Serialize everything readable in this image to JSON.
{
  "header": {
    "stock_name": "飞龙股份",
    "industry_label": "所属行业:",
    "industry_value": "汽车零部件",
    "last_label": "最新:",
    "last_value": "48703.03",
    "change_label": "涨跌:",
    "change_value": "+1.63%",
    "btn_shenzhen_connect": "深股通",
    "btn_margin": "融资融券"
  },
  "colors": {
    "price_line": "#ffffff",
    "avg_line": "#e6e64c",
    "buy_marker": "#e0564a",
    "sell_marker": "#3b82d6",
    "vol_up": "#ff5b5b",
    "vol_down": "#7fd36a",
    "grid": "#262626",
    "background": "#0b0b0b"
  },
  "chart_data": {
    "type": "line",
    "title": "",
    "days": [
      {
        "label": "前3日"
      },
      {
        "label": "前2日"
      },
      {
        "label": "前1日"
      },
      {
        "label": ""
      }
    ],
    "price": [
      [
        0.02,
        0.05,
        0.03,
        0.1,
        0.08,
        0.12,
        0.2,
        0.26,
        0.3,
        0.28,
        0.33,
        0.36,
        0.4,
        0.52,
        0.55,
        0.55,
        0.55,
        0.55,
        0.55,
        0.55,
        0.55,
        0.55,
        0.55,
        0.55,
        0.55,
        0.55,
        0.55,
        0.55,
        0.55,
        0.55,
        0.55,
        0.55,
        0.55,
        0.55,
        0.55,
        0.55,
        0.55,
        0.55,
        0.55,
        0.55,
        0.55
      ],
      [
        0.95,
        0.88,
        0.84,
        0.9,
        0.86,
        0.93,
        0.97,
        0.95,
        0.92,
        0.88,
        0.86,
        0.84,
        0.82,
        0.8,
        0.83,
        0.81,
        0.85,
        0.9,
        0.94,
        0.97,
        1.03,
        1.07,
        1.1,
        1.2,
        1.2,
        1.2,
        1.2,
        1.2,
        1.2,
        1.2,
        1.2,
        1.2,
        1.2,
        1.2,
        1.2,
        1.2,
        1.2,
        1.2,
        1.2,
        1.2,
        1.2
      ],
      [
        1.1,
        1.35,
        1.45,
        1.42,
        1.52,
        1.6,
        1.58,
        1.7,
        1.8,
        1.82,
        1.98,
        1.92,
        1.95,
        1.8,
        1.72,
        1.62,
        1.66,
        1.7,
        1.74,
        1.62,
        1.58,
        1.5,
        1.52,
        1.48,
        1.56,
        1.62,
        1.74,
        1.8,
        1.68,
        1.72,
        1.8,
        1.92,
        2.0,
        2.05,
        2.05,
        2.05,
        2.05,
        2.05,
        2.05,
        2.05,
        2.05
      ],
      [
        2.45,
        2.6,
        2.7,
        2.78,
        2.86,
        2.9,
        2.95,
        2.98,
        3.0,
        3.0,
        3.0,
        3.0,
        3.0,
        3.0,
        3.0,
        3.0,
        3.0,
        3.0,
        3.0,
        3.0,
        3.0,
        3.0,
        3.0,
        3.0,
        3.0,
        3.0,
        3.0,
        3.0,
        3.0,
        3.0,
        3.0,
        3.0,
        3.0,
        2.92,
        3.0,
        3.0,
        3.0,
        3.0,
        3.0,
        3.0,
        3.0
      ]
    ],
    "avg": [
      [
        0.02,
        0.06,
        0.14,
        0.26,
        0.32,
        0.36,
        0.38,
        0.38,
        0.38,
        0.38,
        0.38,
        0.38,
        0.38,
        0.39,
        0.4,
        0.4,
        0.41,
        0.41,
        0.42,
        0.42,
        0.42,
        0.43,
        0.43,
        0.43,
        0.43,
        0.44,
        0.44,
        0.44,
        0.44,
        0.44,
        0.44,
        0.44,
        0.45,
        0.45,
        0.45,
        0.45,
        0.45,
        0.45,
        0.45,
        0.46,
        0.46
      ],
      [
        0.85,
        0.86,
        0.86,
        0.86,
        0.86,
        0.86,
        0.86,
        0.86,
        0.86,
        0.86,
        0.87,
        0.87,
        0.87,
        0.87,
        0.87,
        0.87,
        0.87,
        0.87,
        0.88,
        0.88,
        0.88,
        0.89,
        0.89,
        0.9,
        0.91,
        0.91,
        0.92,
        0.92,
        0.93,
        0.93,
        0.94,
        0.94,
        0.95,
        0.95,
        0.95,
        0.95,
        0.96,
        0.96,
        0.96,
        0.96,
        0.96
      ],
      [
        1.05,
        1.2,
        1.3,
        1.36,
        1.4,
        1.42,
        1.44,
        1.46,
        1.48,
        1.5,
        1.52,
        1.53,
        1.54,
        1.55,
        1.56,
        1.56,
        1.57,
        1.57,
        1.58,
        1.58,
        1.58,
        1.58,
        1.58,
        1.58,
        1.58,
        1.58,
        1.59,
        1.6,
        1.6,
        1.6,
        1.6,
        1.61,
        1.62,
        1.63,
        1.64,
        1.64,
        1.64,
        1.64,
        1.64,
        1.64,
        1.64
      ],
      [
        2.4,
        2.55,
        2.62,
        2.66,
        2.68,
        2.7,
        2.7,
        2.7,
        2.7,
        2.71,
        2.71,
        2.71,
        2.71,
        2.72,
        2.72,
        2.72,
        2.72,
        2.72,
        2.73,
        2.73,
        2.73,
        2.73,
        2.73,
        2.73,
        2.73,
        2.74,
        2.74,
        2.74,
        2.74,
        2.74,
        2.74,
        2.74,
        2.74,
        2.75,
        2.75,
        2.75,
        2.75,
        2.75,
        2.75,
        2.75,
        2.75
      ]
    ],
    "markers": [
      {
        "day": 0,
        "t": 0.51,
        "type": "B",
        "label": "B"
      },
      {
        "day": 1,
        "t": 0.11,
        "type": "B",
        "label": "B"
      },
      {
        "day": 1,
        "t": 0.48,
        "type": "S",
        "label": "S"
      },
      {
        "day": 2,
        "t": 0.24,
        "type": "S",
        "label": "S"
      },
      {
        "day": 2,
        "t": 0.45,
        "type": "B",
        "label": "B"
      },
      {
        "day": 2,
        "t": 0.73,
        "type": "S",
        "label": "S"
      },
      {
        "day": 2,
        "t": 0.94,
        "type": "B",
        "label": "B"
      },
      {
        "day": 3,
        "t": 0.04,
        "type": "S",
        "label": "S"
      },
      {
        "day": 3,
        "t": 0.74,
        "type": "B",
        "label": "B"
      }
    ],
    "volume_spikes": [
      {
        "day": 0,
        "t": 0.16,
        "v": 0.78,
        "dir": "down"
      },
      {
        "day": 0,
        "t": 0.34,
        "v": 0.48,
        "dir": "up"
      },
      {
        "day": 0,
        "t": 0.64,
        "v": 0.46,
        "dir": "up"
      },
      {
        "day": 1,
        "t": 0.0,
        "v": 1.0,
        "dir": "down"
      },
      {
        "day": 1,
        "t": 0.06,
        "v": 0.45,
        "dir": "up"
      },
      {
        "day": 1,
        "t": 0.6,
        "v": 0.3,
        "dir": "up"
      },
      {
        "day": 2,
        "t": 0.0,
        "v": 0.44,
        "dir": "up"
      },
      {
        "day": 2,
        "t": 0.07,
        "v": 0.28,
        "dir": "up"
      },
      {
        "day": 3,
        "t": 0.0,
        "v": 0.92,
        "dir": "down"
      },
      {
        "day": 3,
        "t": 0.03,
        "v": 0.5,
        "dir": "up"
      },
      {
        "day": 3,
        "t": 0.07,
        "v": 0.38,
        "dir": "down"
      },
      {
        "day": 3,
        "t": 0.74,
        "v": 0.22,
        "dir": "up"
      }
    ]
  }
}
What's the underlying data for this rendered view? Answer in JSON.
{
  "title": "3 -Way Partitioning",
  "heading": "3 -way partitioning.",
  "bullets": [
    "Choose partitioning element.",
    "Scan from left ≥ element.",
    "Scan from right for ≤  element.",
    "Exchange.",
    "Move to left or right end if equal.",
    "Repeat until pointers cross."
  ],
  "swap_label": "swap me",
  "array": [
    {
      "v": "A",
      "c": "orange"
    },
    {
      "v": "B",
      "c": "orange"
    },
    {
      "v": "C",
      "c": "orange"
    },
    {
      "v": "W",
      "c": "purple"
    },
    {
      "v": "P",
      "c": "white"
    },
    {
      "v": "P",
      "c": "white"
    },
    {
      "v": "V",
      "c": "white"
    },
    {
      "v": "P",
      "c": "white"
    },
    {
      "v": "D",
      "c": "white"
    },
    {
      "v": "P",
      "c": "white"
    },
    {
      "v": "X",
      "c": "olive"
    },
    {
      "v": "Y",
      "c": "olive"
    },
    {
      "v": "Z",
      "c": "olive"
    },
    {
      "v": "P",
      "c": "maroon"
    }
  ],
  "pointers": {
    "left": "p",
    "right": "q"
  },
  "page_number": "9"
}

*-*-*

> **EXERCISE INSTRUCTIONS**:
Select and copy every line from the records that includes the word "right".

> **RESULT**:
    "Scan from right for ≤  element.",
    "Move to left or right end if equal.",
    "right": "q"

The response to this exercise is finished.